Silicon Valley Bank Collapse: What you Need to Know
The collapse of Silicon Valley Bank (SVB) on March 10 has sent shockwaves through global bank stocks, prompting assurances from President Joe Biden and other policymakers to calm market worries about contagion and prompting a rethink on the interest rate outlook.
President Biden on Monday addressed the banking crisis, hinting at new regulation of banks, but he faces a divided Congress unlikely to approve tougher new rules. State regulators closed Signature Bank (NASDAQ:SBNY) on Sunday, the third-largest failure in U.S. banking history, and HSBC bought the UK arm of SVB for a symbolic one pound.
The dollar has weakened as markets bet the Fed will slow its raising of interest rates to curb inflation. Canada's banking regulator is increasing its monitoring of domestic banks' financial health following SVB's collapse.
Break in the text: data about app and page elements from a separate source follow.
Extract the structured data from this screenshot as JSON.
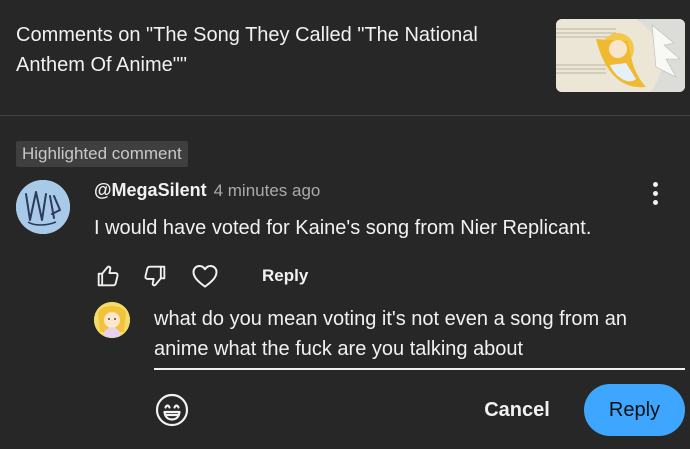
{
  "header": {
    "title": "Comments on \"The Song They Called \"The National Anthem Of Anime\"\""
  },
  "highlight": {
    "label": "Highlighted comment"
  },
  "comment": {
    "author": "@MegaSilent",
    "timestamp": "4 minutes ago",
    "text": "I would have voted for Kaine's song from Nier Replicant.",
    "reply_label": "Reply"
  },
  "reply_box": {
    "text": "what do you mean voting it's not even a song from an anime what the fuck are you talking about"
  },
  "actions": {
    "cancel_label": "Cancel",
    "submit_label": "Reply"
  },
  "icons": {
    "like": "thumbs-up-icon",
    "dislike": "thumbs-down-icon",
    "heart": "heart-icon",
    "more": "more-vertical-icon",
    "emoji": "emoji-icon"
  },
  "colors": {
    "background": "#272727",
    "accent": "#3ea6ff",
    "text": "#f1f1f1",
    "muted": "#aaaaaa"
  }
}
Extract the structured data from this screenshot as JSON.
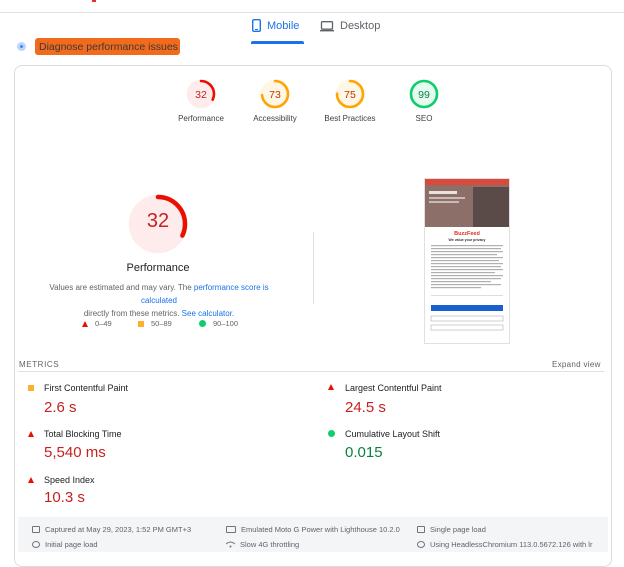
{
  "tabs": [
    {
      "label": "Mobile",
      "active": true
    },
    {
      "label": "Desktop",
      "active": false
    }
  ],
  "diagnose": {
    "label": "Diagnose performance issues",
    "highlight_color": "#f26a1c"
  },
  "gauges": [
    {
      "label": "Performance",
      "score": 32,
      "color": "#eb0f00",
      "bg": "#fdeceb"
    },
    {
      "label": "Accessibility",
      "score": 73,
      "color": "#ffa400",
      "bg": "#fff6e5"
    },
    {
      "label": "Best Practices",
      "score": 75,
      "color": "#ffa400",
      "bg": "#fff6e5"
    },
    {
      "label": "SEO",
      "score": 99,
      "color": "#0cce6b",
      "bg": "#e6fbef"
    }
  ],
  "performance": {
    "score": 32,
    "title": "Performance",
    "desc_1": "Values are estimated and may vary. The ",
    "desc_link_1": "performance score is calculated",
    "desc_2": "directly from these metrics. ",
    "desc_link_2": "See calculator."
  },
  "legend": [
    {
      "shape": "triangle",
      "range": "0–49"
    },
    {
      "shape": "square",
      "range": "50–89"
    },
    {
      "shape": "circle",
      "range": "90–100"
    }
  ],
  "screenshot": {
    "brand": "BuzzFeed",
    "heading": "We value your privacy"
  },
  "metrics": {
    "label": "METRICS",
    "expand": "Expand view",
    "items": [
      {
        "name": "First Contentful Paint",
        "value": "2.6 s",
        "status": "average"
      },
      {
        "name": "Largest Contentful Paint",
        "value": "24.5 s",
        "status": "fail"
      },
      {
        "name": "Total Blocking Time",
        "value": "5,540 ms",
        "status": "fail"
      },
      {
        "name": "Cumulative Layout Shift",
        "value": "0.015",
        "status": "pass"
      },
      {
        "name": "Speed Index",
        "value": "10.3 s",
        "status": "fail"
      }
    ]
  },
  "footer": {
    "captured": "Captured at May 29, 2023, 1:52 PM GMT+3",
    "initial": "Initial page load",
    "emulated": "Emulated Moto G Power with Lighthouse 10.2.0",
    "throttling": "Slow 4G throttling",
    "single": "Single page load",
    "using": "Using HeadlessChromium 113.0.5672.126 with lr"
  }
}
MACROECONOMIC DATA ANALYSIS
Due to the unexpected failure of lender Silicon Valley Bank, traders no longer anticipate a rate increase of 50 basis points by the U.S. Federal Reserve next week. The current forecast calls for a 25 bps change, though some predict no change at all or even a reduction. This is a swift reversal in expectations after traders had seen a 70% chance of a 50 bps rate hike just a week earlier as a result of Jerome Powell's hawkish remarks about the Fed.
Japanese policymakers downplayed the risk of the Japanese economy being harmed by the failure of Silicon Valley Bank, despite fears of a contagion hitting financial stocks and sending domestic share prices tumbling. Economy Minister Shigeyuki Goto said at a regular news conference that the government was closely monitoring any potential impact on Japan's economy, but that the collapse of the US lender was unlikely to have a significant impact for the time being.
Tuesday saw a decline in Asian currencies as worries about a U.S. banking crisis dampened investor confidence. Markets were also under pressure due to a mild dollar recovery before important inflation data was scheduled to be released later in the day. The US dollar index, which compares the greenback to a basket of six major currencies, rose by 0.26% to 103.472.
Gold prices remained near a six-week high on Tuesday as investors sought traditional safe havens amid fears of a U.S. banking crisis, with attention now shifting to upcoming inflation data for more clues on monetary policy. Gold futures fell by 0.19% to $1,913 per ounce.
Oil prices fell more than two dollars on Tuesday, extending the previous day's decline, as the failure of Silicon Valley Bank shook equities markets and fueled fears of a new financial crisis. Brent crude futures fell by 0.95% to $80.00 a barrel, while the West Texas Intermediate dropped by 1.04% to $74.02 a barrel.
USA: S&P500 -0.15%, Dow Jones Industrial Average -0.28%, Nasdaq Composite +0.79%
Europe: FTSE 100 -2.58%, DAX -3.04%, CAC 40 -2.90%
Asia: Nikkei 225 -2.19%, Hang Seng -2.17%, CSI 300 -0.32%, Nifty 50 -0.63%
Moderna president Stephen Hoge said in an interview on Monday that the company expects to price its COVID-19 vaccine in the United States at around $130 per dose in the future as government purchases shift to the private sector.
Hoge stated this in advance of a Congressional hearing on Moderna's pricing strategies chaired by Democratic U.S. Senator Bernie Sanders. "There are different customers negotiating different prices right now, which is why it's a little bit complicated," he added.
Market confidence increased on Monday as a result of government efforts to prevent a global banking crisis. Investors welcomed the historic Swiss-backed purchase of troubled Credit Suisse by UBS Group as well as the emergency dollar liquidity provided by leading central banks.
UBS will pay 3 billion Swiss francs ($3.23 billion) for the 167-year-old Credit Suisse Group AG and take on up to $5.4 billion in losses as part of a deal arranged by Swiss regulators on Sunday.